An Eagle startup has raised $200,000 as part of a new program at Boise State University intended to support Idaho’s entrepreneurial community.
SpriteRE, founded in April, helps match online consumers with digital lenders and expedite that process using artificial intelligence, said CEO Adam Stein.
“Digital lenders acquire hundreds or thousands of records,” meaning that acquisition costs for a new loan can be very high, Stein said. AI and machine learning helps those direct lenders look at digital leads and pick out the best prospects, potentially raising the companies’ loan conversion rates from 3 to 4 percent to 5 to 6 percent. While this doesn’t sound like much, it makes a difference.
“We can never get that from 4 percent to 8 percent, but if we can get that to 5 to 6 percent, that’s extremely meaningful to all parties in the food chain,” he said.
“He’s actually our first rapid launch startup resident,” said Mike Sumpter, executive director of the Venture College at Boise State University. (See box.) It’s part of a program the college started this spring called the Incubator. Sumpter and his colleagues met Adam this spring and introduced him to students as an example of the rapid launch process.

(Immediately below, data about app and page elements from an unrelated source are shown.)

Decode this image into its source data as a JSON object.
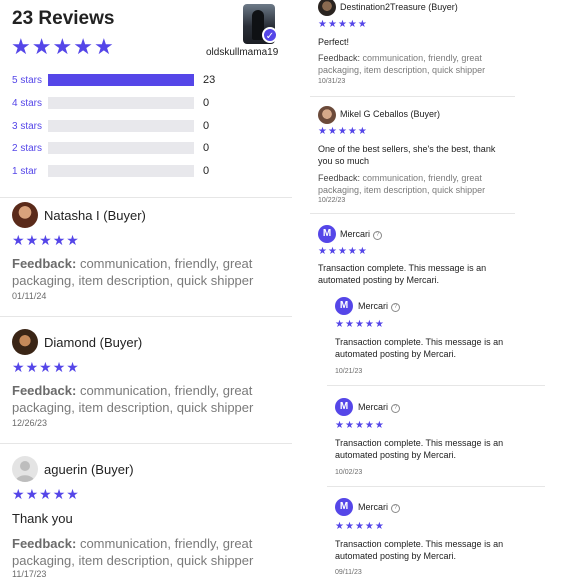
{
  "summary": {
    "title": "23 Reviews",
    "seller_name": "oldskullmama19",
    "rating": 5
  },
  "distribution": [
    {
      "label": "5 stars",
      "count": "23",
      "fraction": 1.0
    },
    {
      "label": "4 stars",
      "count": "0",
      "fraction": 0
    },
    {
      "label": "3 stars",
      "count": "0",
      "fraction": 0
    },
    {
      "label": "2 stars",
      "count": "0",
      "fraction": 0
    },
    {
      "label": "1 star",
      "count": "0",
      "fraction": 0
    }
  ],
  "feedback_label": "Feedback:",
  "left_reviews": [
    {
      "name": "Natasha I (Buyer)",
      "feedback": "communication, friendly, great packaging, item description, quick shipper",
      "date": "01/11/24"
    },
    {
      "name": "Diamond (Buyer)",
      "feedback": "communication, friendly, great packaging, item description, quick shipper",
      "date": "12/26/23"
    },
    {
      "name": "aguerin (Buyer)",
      "comment": "Thank you",
      "feedback": "communication, friendly, great packaging, item description, quick shipper",
      "date": "11/17/23"
    }
  ],
  "right_reviews": [
    {
      "name": "Destination2Treasure (Buyer)",
      "comment": "Perfect!",
      "feedback": "communication, friendly, great packaging, item description, quick shipper",
      "date": "10/31/23"
    },
    {
      "name": "Mikel G Ceballos (Buyer)",
      "comment": "One of the best sellers, she's the best, thank you so much",
      "feedback": "communication, friendly, great packaging, item description, quick shipper",
      "date": "10/22/23"
    }
  ],
  "mercari_posts": [
    {
      "name": "Mercari",
      "text": "Transaction complete. This message is an automated posting by Mercari.",
      "date": ""
    },
    {
      "name": "Mercari",
      "text": "Transaction complete. This message is an automated posting by Mercari.",
      "date": "10/21/23"
    },
    {
      "name": "Mercari",
      "text": "Transaction complete. This message is an automated posting by Mercari.",
      "date": "10/02/23"
    },
    {
      "name": "Mercari",
      "text": "Transaction complete. This message is an automated posting by Mercari.",
      "date": "09/11/23"
    }
  ],
  "icons": {
    "star": "star-icon",
    "verified": "verified-check-icon",
    "help": "question-circle-icon",
    "mercari": "mercari-logo-icon"
  },
  "colors": {
    "accent": "#5546e8",
    "bar_empty": "#e8e8ec",
    "muted_text": "#7a7a7a"
  }
}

“He’s attempting to take something to market quickly,” Sumpter said. “It’s fairly ambitious, and that’s something I wanted our folks to be around, and see what that work ethic looked like, and what sort of prep you needed to be positioned to do that.” This fall, Stein will be offering workshops to students on how to pitch for large investments, Sumpter added.
“I thought it would be cool to work in the midst of students, and take the company from launch to exit in front of a bunch of students,” Stein said.
SpriteRE, which so far has been funded by Stein himself, has raised $200,000 thus far, including $100,000 from a single investor he wouldn’t name. Using engineering teams in Cleveland and India, including contracted help, he hopes to have a version of the product completed for beta testing by June 18. “It won’t have all the bells and whistles that a second generation would have, but the data learning will be all there,” he said.
After that, and further development, the program could go several different ways, ranging from being “white labeled” by a company, with the SpriteRE program used under the company’s name, to an early exit, where he actually sells SpriteRE to another company.
SpriteRE is an example of “fintech,” short for “financial technology,” or companies that provide financial services using applications without necessarily being banks or credit unions, though they may partner with them. “Removing friction from the customer journey,” such as what SpriteRE is intended to do with mortgages, is listed as the most important trend for the retail banking industry, according to the 2018 Retail Banking Trends Report, while “Use of big data, AI, advanced analytics, and cognitive computing” is second.
This isn’t Stein’s first fintech startup. He founded LoanTek in 2010, which he sold to Bankrate in 2015 for an undisclosed price. It was funded by the Treasure Valley Angel Alliance and the Idaho TeCcenter, he said.
“He stays below the radar,” said Scott Fischer, who was chief financial officer for LoanTek. “His first startup stayed below the radar even though a big Wall Street firm bought him. He’s got the biggest companies in the industry and in online mortgage banking who have committed to start working with him. So I think he’s got something really cool there. “
Fischer, recently named president and CEO of Prosperity Organic Foods, also runs CFO Idaho, a consulting group of chief financial officers who outsource themselves to startups and high-growth companies who need the services of a CFO but aren’t big enough to hire their own yet. CFO Idaho is providing a CFO for SpriteRE, he said.
Entrepreneurial college functions as an interdisciplinary hub
Adam Stein’s work with SpriteRE is using an entrepreneurial resource at Boise State University, the Venture College, founded in 2014.
“We’re trying to create a culture here that runs the full gamut, from businesses that are already at revenue and doing well, to students just starting to incubate their ideas, so everyone can learn from each other,” said Mike Sumpter, who was named executive director of the Venture College a year ago.
The Venture College is an interdisciplinary hub of resources with an educational mission, Sumpter said. “We bring folks in, and do our best to get them what they need to move their business forward,” he said. “A lot of what we do is very much pre-launch,” so the college provides training in making pitches, networking, and canvassing markets. “All the basic kinds of entrepreneurial skills you need to acquire.”
At capacity, the incubator program in the Venture College will have six or seven businesses at different stages of development, as well as a number of students, Sumpter said. “We’ve been running about 100 a semester, counting all programs” such as courses and workshops. The fall semester at the incubator has already received a number of applications but he hasn’t yet determined the size of the class, he said.
Aside from Stein, the Venture College has two other residents, one of whom is the Women in Leadership resident, Tara Russell of fathom, a purpose-driven travel company, Sumpter said. “Her role is to show our students what successful women leadership businesses look like.” The other is Ryan Vasso, CEO of Reply Pro, an alumnus of the Venture College program, Sumpter said.
In return for resources such as space, mentorship, and advisor programs, residents also commit to being involved in the college’s programs. Sumpter said.-